Provide only the number of lines in the following data that contain "George".

Materials provided>
--- START ---
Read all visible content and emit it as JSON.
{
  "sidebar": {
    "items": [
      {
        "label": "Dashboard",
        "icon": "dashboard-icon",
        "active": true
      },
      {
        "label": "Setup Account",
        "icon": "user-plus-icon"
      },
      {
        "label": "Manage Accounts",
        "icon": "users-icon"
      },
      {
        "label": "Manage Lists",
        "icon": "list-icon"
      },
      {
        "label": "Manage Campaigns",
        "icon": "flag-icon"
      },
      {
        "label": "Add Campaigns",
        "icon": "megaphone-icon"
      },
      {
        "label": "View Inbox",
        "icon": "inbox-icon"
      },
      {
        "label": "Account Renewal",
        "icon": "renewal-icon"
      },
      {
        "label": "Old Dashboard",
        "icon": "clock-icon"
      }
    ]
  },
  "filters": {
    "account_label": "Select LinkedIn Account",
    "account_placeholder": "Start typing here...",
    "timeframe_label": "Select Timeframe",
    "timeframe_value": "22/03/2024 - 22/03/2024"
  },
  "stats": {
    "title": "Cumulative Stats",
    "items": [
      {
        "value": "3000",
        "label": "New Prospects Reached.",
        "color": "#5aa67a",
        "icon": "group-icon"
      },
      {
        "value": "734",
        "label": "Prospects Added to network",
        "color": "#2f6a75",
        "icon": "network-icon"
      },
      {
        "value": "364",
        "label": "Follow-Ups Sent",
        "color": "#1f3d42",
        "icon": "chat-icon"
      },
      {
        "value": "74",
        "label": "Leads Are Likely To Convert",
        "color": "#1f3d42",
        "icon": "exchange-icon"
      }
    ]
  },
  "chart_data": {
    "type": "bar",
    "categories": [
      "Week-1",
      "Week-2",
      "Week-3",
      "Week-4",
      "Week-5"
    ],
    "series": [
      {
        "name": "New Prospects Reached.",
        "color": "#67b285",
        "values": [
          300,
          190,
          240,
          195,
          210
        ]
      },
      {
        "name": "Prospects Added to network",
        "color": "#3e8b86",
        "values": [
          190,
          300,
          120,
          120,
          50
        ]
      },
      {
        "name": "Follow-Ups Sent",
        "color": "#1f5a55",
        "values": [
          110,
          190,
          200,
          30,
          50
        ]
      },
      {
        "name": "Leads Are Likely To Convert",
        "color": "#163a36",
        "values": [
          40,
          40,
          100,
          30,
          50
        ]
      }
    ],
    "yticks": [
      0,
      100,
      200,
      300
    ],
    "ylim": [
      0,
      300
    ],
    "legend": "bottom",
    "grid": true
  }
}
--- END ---
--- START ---
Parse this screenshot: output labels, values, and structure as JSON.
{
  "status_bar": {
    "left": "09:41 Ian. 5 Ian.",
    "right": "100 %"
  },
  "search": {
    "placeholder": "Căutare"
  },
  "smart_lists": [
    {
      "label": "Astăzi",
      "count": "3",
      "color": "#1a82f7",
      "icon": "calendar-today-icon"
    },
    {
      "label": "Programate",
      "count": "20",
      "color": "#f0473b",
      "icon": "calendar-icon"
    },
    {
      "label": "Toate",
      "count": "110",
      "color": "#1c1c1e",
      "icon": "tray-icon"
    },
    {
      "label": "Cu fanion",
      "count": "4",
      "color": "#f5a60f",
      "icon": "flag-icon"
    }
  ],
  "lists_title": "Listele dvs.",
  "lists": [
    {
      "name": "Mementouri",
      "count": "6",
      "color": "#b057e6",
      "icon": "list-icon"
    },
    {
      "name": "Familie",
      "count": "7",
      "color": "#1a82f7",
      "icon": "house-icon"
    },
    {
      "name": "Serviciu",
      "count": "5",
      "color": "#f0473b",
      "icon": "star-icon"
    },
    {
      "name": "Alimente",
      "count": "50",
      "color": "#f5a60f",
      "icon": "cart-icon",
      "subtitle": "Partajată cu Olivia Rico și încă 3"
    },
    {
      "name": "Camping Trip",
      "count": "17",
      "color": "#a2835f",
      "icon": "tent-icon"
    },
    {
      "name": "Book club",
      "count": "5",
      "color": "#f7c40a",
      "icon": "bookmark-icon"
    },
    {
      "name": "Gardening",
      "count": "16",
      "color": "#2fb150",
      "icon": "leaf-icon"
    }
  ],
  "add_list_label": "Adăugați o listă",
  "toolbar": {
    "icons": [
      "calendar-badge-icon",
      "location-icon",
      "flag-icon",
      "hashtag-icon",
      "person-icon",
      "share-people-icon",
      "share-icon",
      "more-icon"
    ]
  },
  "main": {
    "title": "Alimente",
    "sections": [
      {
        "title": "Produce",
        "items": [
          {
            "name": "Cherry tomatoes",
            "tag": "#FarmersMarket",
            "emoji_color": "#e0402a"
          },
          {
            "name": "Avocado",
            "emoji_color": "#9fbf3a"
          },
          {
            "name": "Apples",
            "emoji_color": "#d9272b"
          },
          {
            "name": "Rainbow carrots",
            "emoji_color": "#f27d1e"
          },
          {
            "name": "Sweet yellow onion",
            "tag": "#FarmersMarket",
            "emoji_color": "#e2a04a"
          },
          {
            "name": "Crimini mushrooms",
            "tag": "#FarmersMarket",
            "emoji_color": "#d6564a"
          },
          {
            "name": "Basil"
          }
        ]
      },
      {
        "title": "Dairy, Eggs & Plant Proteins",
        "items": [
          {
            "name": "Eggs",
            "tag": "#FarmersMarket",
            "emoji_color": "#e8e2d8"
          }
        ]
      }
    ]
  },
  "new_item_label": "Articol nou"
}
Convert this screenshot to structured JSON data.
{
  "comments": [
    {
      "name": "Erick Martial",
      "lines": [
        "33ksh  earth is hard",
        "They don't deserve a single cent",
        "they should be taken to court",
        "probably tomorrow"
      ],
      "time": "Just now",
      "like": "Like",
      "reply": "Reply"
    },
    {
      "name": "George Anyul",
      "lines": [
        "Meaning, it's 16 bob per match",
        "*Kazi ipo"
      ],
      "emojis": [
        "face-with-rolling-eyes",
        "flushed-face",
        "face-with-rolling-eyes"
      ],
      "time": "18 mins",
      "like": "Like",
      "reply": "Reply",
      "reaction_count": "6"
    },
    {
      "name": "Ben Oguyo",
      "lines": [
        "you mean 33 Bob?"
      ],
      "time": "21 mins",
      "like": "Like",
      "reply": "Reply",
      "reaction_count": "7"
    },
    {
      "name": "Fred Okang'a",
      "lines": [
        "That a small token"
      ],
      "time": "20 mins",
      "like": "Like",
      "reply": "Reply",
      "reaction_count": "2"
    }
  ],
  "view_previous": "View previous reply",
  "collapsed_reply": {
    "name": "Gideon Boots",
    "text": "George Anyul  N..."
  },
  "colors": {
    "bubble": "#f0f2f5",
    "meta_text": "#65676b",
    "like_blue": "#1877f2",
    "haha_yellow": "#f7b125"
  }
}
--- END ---
Answer section>
2